“Our whole list [for the next Knesset] is made up of feminists,” Yacimovich told the crowd. “We turn to women and say: You can defeat Netanyahu. Stop debating whether to join Labor or not; it is natural for you to vote for Labor led by me. Vote for a woman, and bring your friends and family to vote.”
Yacimovich claimed that if 10% of undecided women – which would make up less than two Knesset seats – voted Labor, she could become prime minister.
She also directed comments at fathers picking up their children from preschool, saying they “need to support a list that will help men and women.”
Activists handed out brochures delineating Labor’s plan for gender equality, which includes increasing maternity leave by a month, free education from age two, legislation further protecting women from domestic violence, canceling employment of teachers as contract workers and other reforms.
Yesh Atid also focused on females, Sunday, sending party leader Yair Lapid’s wife, Lihi, a former columnist focusing on women’s issues, to talk to undecided voters on the street.
On Saturday night, the party held the final conference in a series of campaign events targeted at women.
“Yesh Atid will work to shrink gaps between men and women and give equal opportunities to women to reach equal status and salary,” candidate and Herzliya Mayor Yael German stated.
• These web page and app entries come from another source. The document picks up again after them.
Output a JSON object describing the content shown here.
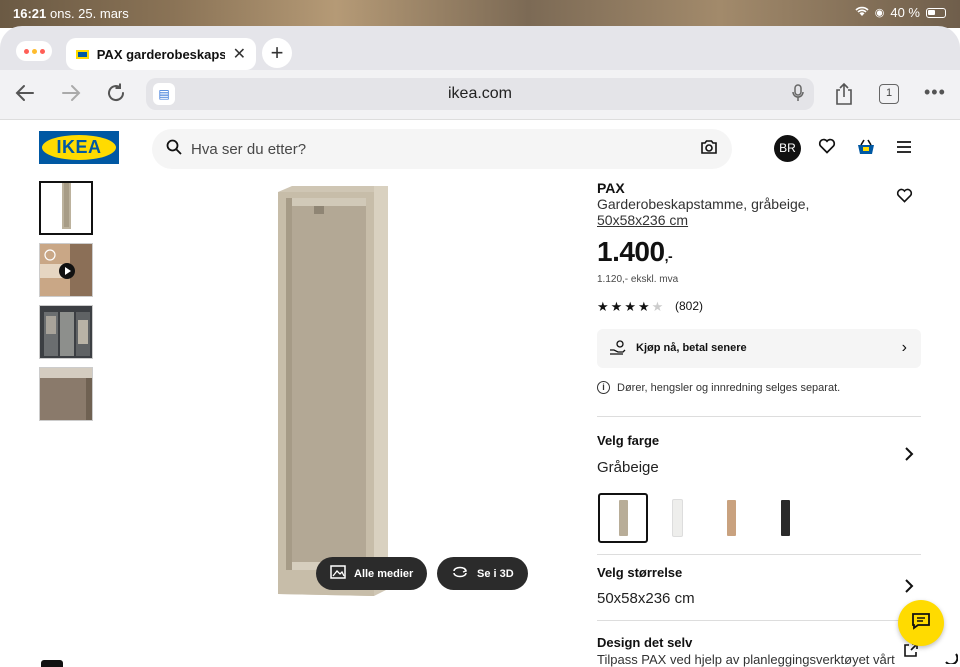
{
  "status_bar": {
    "time": "16:21",
    "date": "ons. 25. mars",
    "battery": "40 %"
  },
  "browser": {
    "tab_title": "PAX garderobeskapstamme",
    "url": "ikea.com",
    "tab_count": "1"
  },
  "header": {
    "logo_text": "IKEA",
    "search_placeholder": "Hva ser du etter?",
    "avatar_initials": "BR"
  },
  "gallery": {
    "buttons": {
      "all_media": "Alle medier",
      "view_3d": "Se i 3D"
    }
  },
  "product": {
    "brand": "PAX",
    "name": "Garderobeskapstamme, gråbeige,",
    "size_link": "50x58x236 cm",
    "price": "1.400",
    "price_suffix": ",-",
    "price_ex_vat": "1.120,- ekskl. mva",
    "rating": 4,
    "rating_max": 5,
    "review_count": "(802)",
    "pay_later": "Kjøp nå, betal senere",
    "notice": "Dører, hengsler og innredning selges separat."
  },
  "color_section": {
    "title": "Velg farge",
    "value": "Gråbeige",
    "swatches": [
      {
        "name": "gråbeige",
        "color": "#b8ad98"
      },
      {
        "name": "hvit",
        "color": "#eeeeec"
      },
      {
        "name": "eik",
        "color": "#c9a27f"
      },
      {
        "name": "svart",
        "color": "#2a2a2a"
      }
    ]
  },
  "size_section": {
    "title": "Velg størrelse",
    "value": "50x58x236 cm"
  },
  "design_section": {
    "title": "Design det selv",
    "subtitle": "Tilpass PAX ved hjelp av planleggingsverktøyet vårt"
  },
  "colors": {
    "ikea_blue": "#0058a3",
    "ikea_yellow": "#ffdb00"
  }
}
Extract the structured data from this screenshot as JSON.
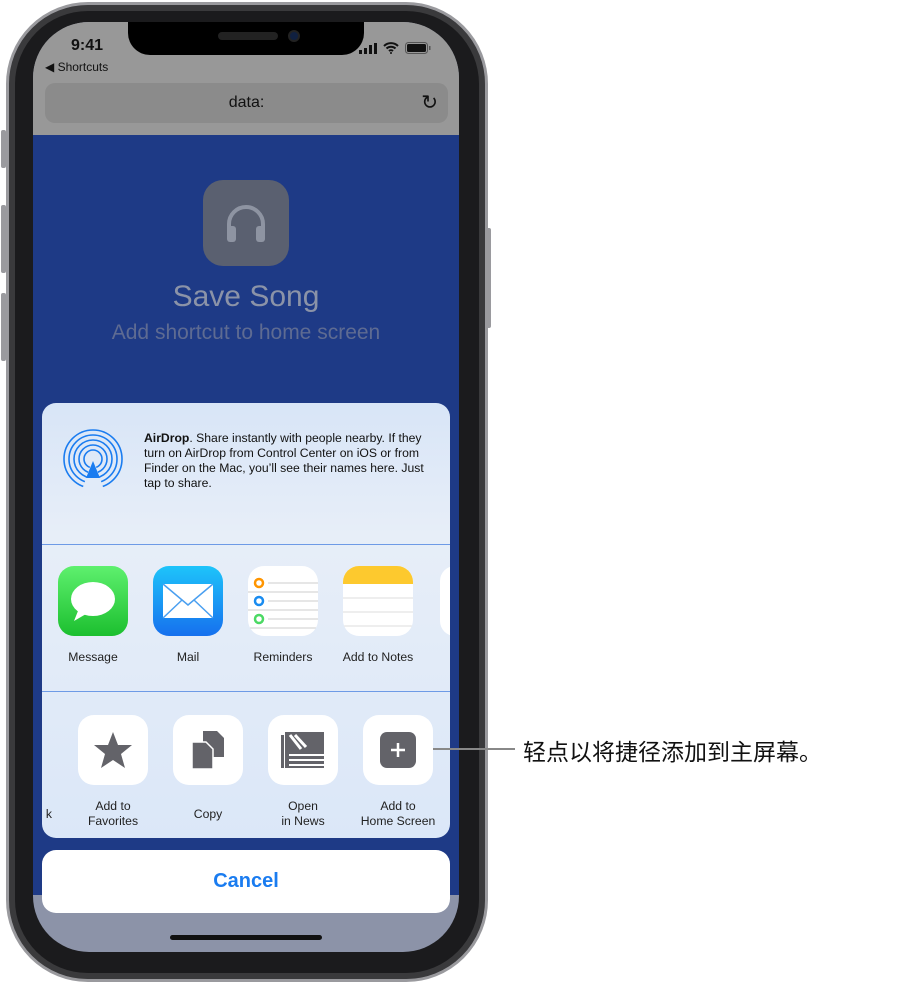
{
  "status_bar": {
    "time": "9:41",
    "back_label": "◀ Shortcuts"
  },
  "browser": {
    "url": "data:",
    "reload_icon": "reload-icon"
  },
  "web": {
    "title": "Save Song",
    "subtitle": "Add shortcut to home screen",
    "icon": "headphones-icon"
  },
  "share_sheet": {
    "airdrop": {
      "bold": "AirDrop",
      "text": ". Share instantly with people nearby. If they turn on AirDrop from Control Center on iOS or from Finder on the Mac, you’ll see their names here. Just tap to share."
    },
    "apps": [
      {
        "label": "Message"
      },
      {
        "label": "Mail"
      },
      {
        "label": "Reminders"
      },
      {
        "label": "Add to Notes"
      }
    ],
    "actions": [
      {
        "label": "k"
      },
      {
        "label": "Add to\nFavorites"
      },
      {
        "label": "Copy"
      },
      {
        "label": "Open\nin News"
      },
      {
        "label": "Add to\nHome Screen"
      }
    ],
    "cancel": "Cancel"
  },
  "callout": "轻点以将捷径添加到主屏幕。",
  "colors": {
    "accent": "#1a7cf0",
    "web_bg": "#1e3a86"
  }
}
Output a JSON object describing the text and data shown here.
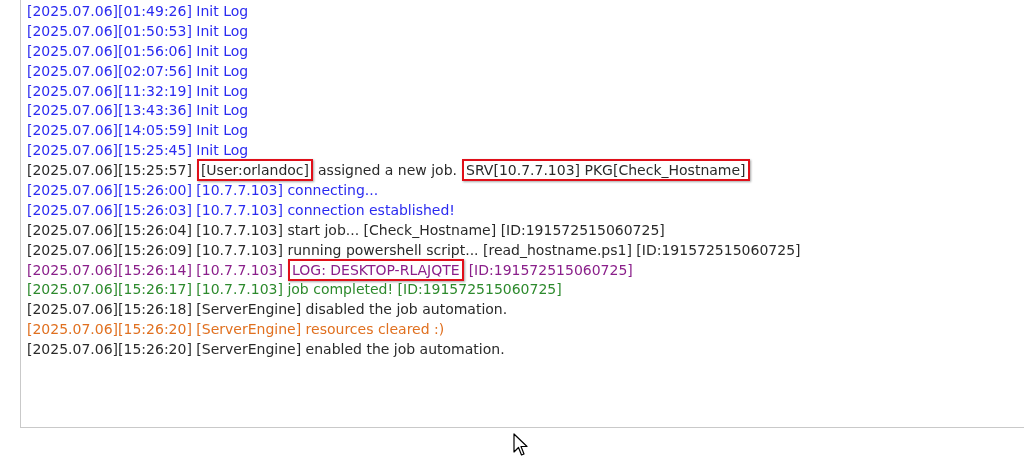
{
  "log": {
    "lines": [
      {
        "kind": "info",
        "segments": [
          {
            "text": "[2025.07.06][01:49:26] Init Log",
            "highlighted": false
          }
        ]
      },
      {
        "kind": "info",
        "segments": [
          {
            "text": "[2025.07.06][01:50:53] Init Log",
            "highlighted": false
          }
        ]
      },
      {
        "kind": "info",
        "segments": [
          {
            "text": "[2025.07.06][01:56:06] Init Log",
            "highlighted": false
          }
        ]
      },
      {
        "kind": "info",
        "segments": [
          {
            "text": "[2025.07.06][02:07:56] Init Log",
            "highlighted": false
          }
        ]
      },
      {
        "kind": "info",
        "segments": [
          {
            "text": "[2025.07.06][11:32:19] Init Log",
            "highlighted": false
          }
        ]
      },
      {
        "kind": "info",
        "segments": [
          {
            "text": "[2025.07.06][13:43:36] Init Log",
            "highlighted": false
          }
        ]
      },
      {
        "kind": "info",
        "segments": [
          {
            "text": "[2025.07.06][14:05:59] Init Log",
            "highlighted": false
          }
        ]
      },
      {
        "kind": "info",
        "segments": [
          {
            "text": "[2025.07.06][15:25:45] Init Log",
            "highlighted": false
          }
        ]
      },
      {
        "kind": "normal",
        "segments": [
          {
            "text": "[2025.07.06][15:25:57]",
            "highlighted": false
          },
          {
            "text": "[User:orlandoc]",
            "highlighted": true
          },
          {
            "text": "assigned a new job.",
            "highlighted": false
          },
          {
            "text": "SRV[10.7.7.103] PKG[Check_Hostname]",
            "highlighted": true
          }
        ]
      },
      {
        "kind": "info",
        "segments": [
          {
            "text": "[2025.07.06][15:26:00] [10.7.7.103] connecting...",
            "highlighted": false
          }
        ]
      },
      {
        "kind": "info",
        "segments": [
          {
            "text": "[2025.07.06][15:26:03] [10.7.7.103] connection established!",
            "highlighted": false
          }
        ]
      },
      {
        "kind": "normal",
        "segments": [
          {
            "text": "[2025.07.06][15:26:04] [10.7.7.103] start job... [Check_Hostname] [ID:191572515060725]",
            "highlighted": false
          }
        ]
      },
      {
        "kind": "normal",
        "segments": [
          {
            "text": "[2025.07.06][15:26:09] [10.7.7.103] running powershell script... [read_hostname.ps1] [ID:191572515060725]",
            "highlighted": false
          }
        ]
      },
      {
        "kind": "output",
        "segments": [
          {
            "text": "[2025.07.06][15:26:14] [10.7.7.103]",
            "highlighted": false
          },
          {
            "text": "LOG: DESKTOP-RLAJQTE",
            "highlighted": true
          },
          {
            "text": "[ID:191572515060725]",
            "highlighted": false
          }
        ]
      },
      {
        "kind": "success",
        "segments": [
          {
            "text": "[2025.07.06][15:26:17] [10.7.7.103] job completed! [ID:191572515060725]",
            "highlighted": false
          }
        ]
      },
      {
        "kind": "normal",
        "segments": [
          {
            "text": "[2025.07.06][15:26:18] [ServerEngine] disabled the job automation.",
            "highlighted": false
          }
        ]
      },
      {
        "kind": "warning",
        "segments": [
          {
            "text": "[2025.07.06][15:26:20] [ServerEngine] resources cleared :)",
            "highlighted": false
          }
        ]
      },
      {
        "kind": "normal",
        "segments": [
          {
            "text": "[2025.07.06][15:26:20] [ServerEngine] enabled the job automation.",
            "highlighted": false
          }
        ]
      }
    ]
  }
}
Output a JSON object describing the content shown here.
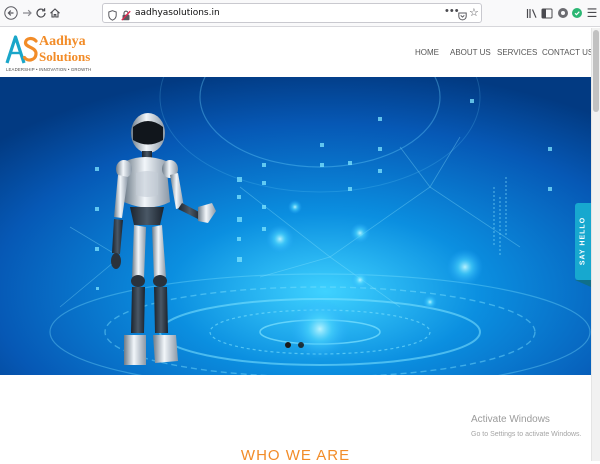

The party also pointed out that 40% of its top 20 candidates are female.